_Brief_.
Please retype all the data below exactly, line for line.
== Segment start ==
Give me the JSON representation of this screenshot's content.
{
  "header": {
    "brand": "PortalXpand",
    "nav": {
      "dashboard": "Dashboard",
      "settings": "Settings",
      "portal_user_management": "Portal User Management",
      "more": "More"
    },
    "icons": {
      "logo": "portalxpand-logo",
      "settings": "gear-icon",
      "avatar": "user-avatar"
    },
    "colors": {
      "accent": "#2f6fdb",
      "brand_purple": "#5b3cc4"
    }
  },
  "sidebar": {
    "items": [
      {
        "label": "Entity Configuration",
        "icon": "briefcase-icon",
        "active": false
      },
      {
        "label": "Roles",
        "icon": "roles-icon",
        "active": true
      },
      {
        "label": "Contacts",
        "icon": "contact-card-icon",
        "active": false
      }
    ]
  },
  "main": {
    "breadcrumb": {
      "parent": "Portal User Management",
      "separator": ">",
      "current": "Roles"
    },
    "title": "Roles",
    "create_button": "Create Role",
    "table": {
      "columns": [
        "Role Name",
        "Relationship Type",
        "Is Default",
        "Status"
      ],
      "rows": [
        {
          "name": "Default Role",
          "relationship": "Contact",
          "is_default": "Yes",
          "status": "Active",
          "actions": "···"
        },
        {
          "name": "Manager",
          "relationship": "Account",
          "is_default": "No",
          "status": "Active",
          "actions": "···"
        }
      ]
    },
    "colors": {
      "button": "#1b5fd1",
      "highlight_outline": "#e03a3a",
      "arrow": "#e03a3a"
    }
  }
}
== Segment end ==
_Task output_.
Give me the JSON representation of this screenshot's content.
{
  "header": {
    "brand": "PortalXpand",
    "nav": {
      "dashboard": "Dashboard",
      "settings": "Settings",
      "portal_user_management": "Portal User Management",
      "more": "More"
    },
    "icons": {
      "logo": "portalxpand-logo",
      "settings": "gear-icon",
      "avatar": "user-avatar"
    },
    "colors": {
      "accent": "#2f6fdb",
      "brand_purple": "#5b3cc4"
    }
  },
  "sidebar": {
    "items": [
      {
        "label": "Entity Configuration",
        "icon": "briefcase-icon",
        "active": false
      },
      {
        "label": "Roles",
        "icon": "roles-icon",
        "active": true
      },
      {
        "label": "Contacts",
        "icon": "contact-card-icon",
        "active": false
      }
    ]
  },
  "main": {
    "breadcrumb": {
      "parent": "Portal User Management",
      "separator": ">",
      "current": "Roles"
    },
    "title": "Roles",
    "create_button": "Create Role",
    "table": {
      "columns": [
        "Role Name",
        "Relationship Type",
        "Is Default",
        "Status"
      ],
      "rows": [
        {
          "name": "Default Role",
          "relationship": "Contact",
          "is_default": "Yes",
          "status": "Active",
          "actions": "···"
        },
        {
          "name": "Manager",
          "relationship": "Account",
          "is_default": "No",
          "status": "Active",
          "actions": "···"
        }
      ]
    },
    "colors": {
      "button": "#1b5fd1",
      "highlight_outline": "#e03a3a",
      "arrow": "#e03a3a"
    }
  }
}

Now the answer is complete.